As the Principal of Motts Hall Bridges Academy, Nadia Lopez isn’t merely providing leadership and oversight to a public school with nearly 200 students and low parent involvement—she’s figured out a way for them to explore opportunities around the world by tapping into new-age innovators and change makers working across many different industries. From meeting young black business owners, and getting an inside look at what it’s like to work at Facebook to walking around the grounds at Harvard University—experience is the best teacher, especially for students living in Brownsville, Brooklyn, a crime-ridden area in New York City.
It’s an inspirational story for anyone struggling to stay motivated in an environment where many people have lost hope in its potential. When Black Enterprise caught up with Lopez and asked her how she stays committed to educational excellence in spite of troubling statistics on student achievement, Lopez stressed, “it’s been hard. At times, I’ve been ready to quit. When I first started in the educational system, I was a special education teacher teaching social studies in an inter-collaborative classroom. I often questioned what I was doing in teaching. It was very different than when I was growing up. My mom was involved in my education and I had teachers who believed we would all be successful. But I walked into a space where kids were disrespectful to adults and adults didn’t have high expectations of children. So I was confused, conflicted and ready to leave the education system. But I would look at my daughter and realize someone would do the same thing to her—so I changed my perspective and asked myself: ‘How can I learn from these kids? What did middle school need from me?’ I learned to listen and I learned what the kids didn’t know.”
“I realized these kids walk through Brownsville every day, where they see a lot of hustling and people trying to create something out of nothing,” Lopez continued. “The reason why they join gangs is because they don’t see any other way of making money. So I thought to myself, if I don’t create something for them they will get into gangs, because that will help them sell drugs, guns or rob people for money. We created an entrepreneurship program that every 7th grade student must complete. They also watch shows such as Shark Tank so that they can learn how to pitch their ideas and sell themselves.”

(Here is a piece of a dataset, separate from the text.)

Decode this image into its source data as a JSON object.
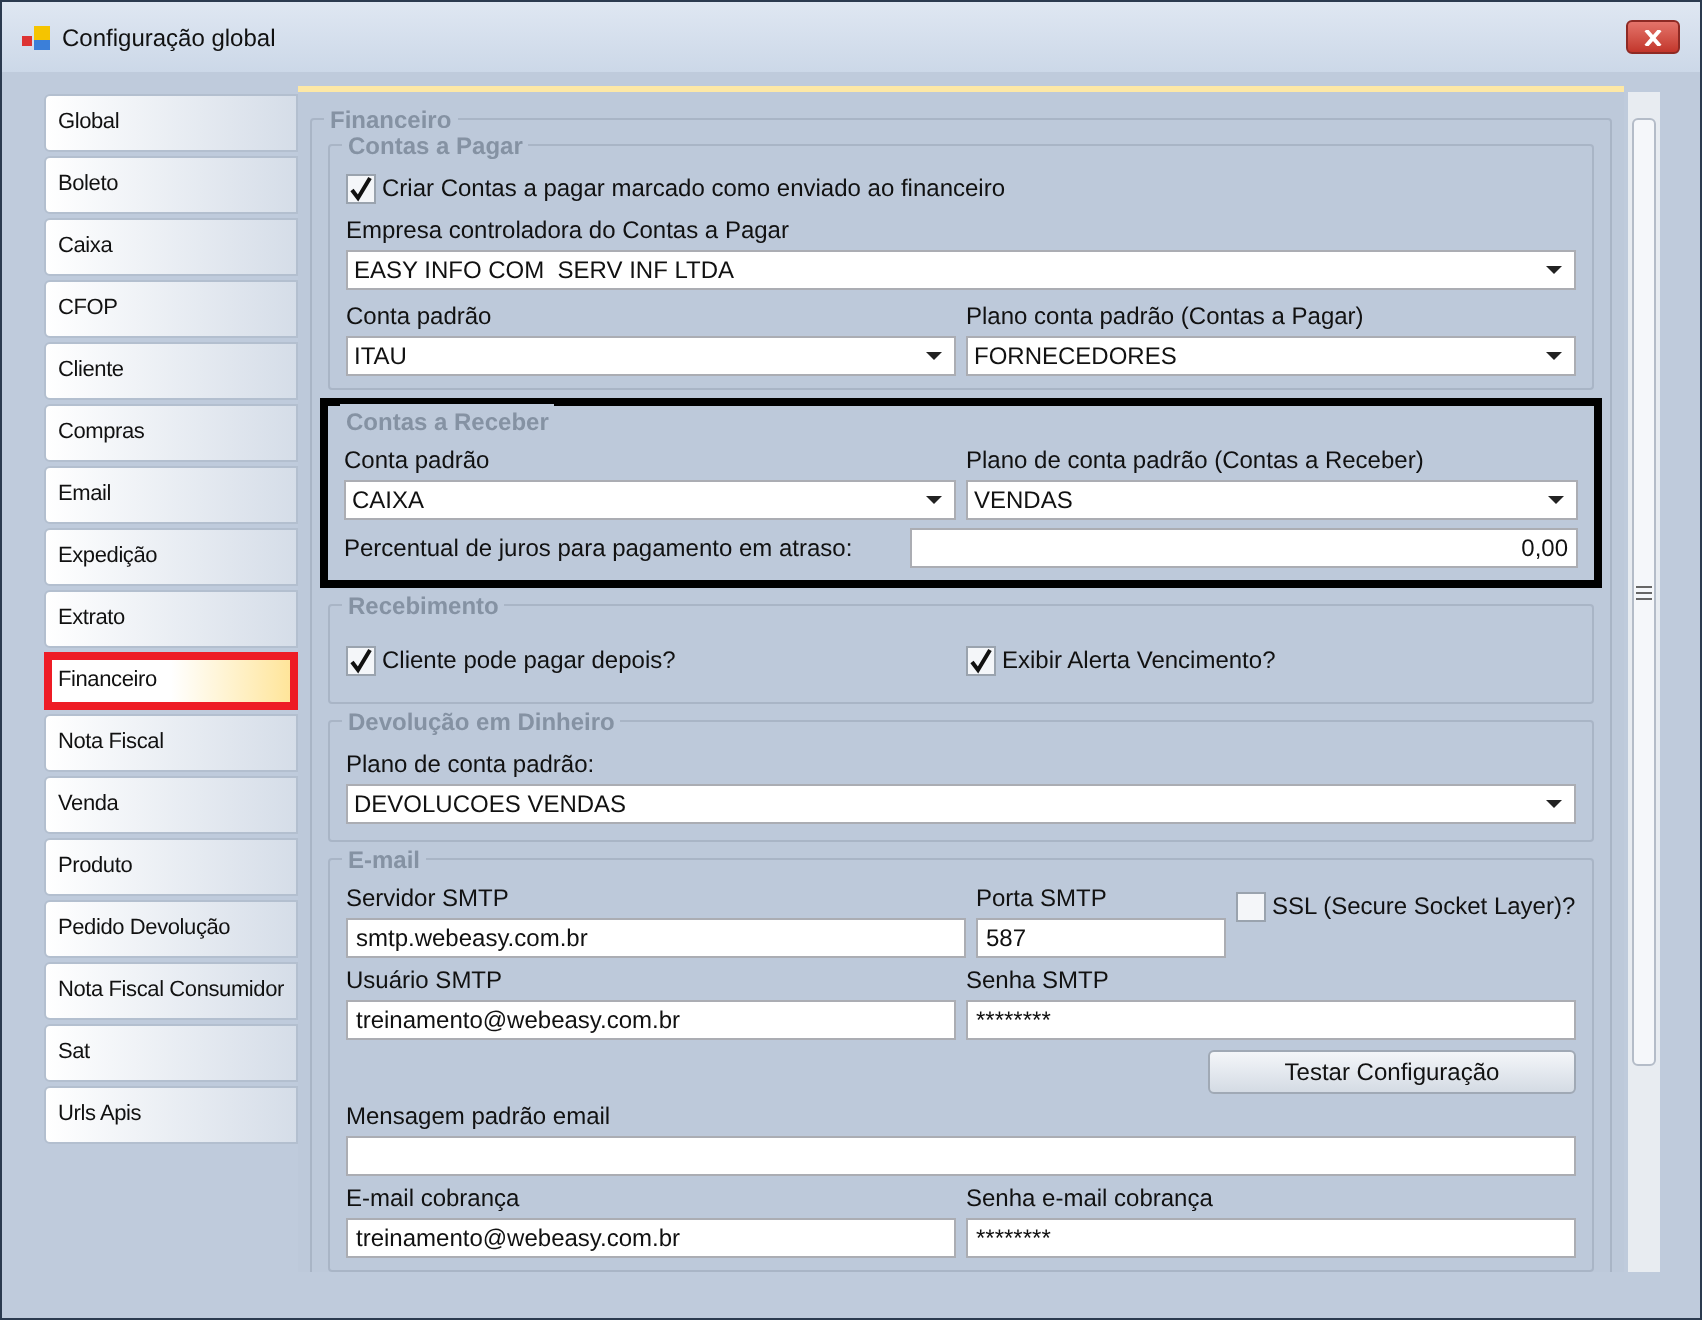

Lopez also emphasized, the success of your life comes down to your vision. “In December 2013, I participated in Karen St. Hilare’s vision board workshop for school parents. I was intrigued by a Forbes magazine cover which featured people working in philanthropy with a special focus on education. I noticed not one person on that cover looked like they would come from Brownsville, Brooklyn—a neighborhood known for gangs. In Brownsville, you don’t see growth, you see hustling. You see a lot of people trying to create something out of nothing. So, I found a space to place my very own picture on the magazine cover and wrote—‘There’s power in education and I can change the world.’ I also included the caption ‘Nadia Lopez an Innovative Leader in education who invest, inform and inspires children.’”
As life would have it, Lopez was featured in the New York Times in 2014. The very next year, Lopez’s influence was felt around the world, thanks to Humans of New York (HONY), a book, and blog featuring random interviews with people on the streets of New York. HONY founder Brandon Stanton asked a young Motts Hall student, “Who’s influenced you the most in your life?” “My principal, Ms. Lopez, he replied.” “How has she influenced you?” “When we get in trouble, she doesn’t suspend us. She calls us to her office and explains to us how society was built down around us. And she tells us that each time somebody fails out of school, a new jail cell gets built. And one time she made every student stand up, one at a time, and she told each one of us that we matter.” From that post, the school raised more than $1 million, to send their ‘scholars’ to visit Harvard University.
Lopez, who works a Monday – Sunday schedule, also understands vision alone is not enough to succeed. “Everything about my school is intentional. From the words we use to empower them to the colors of our uniforms. We use the word ‘scholar’ because they need to know they are life-long learners. ‘Brownsville Brilliance’ means they are brilliant, intelligent and amazing children. We use the word ‘focused’—because kids entered our school with low numbers in the district and in NY State, if you are not meeting the proficiency requirements they call you a focused school. So how do we take this negative and turn it into a positive? Well, I created shirts with the word ‘focused’—because I wanted the kids to own what that means—education, attendance, and our grades—it turned it into a mantra to focus on those things. The colors purple and black signifies royalty—I wanted them to understand they come from royalty. I want them to know that historically we’ve had to overcome, but we’ve created some of the greatest things ever built today, and it still can’t be explained. Just like today, people want to know how did I do it, but it really can’t be explained. It just starts with a vision, intention, and focus.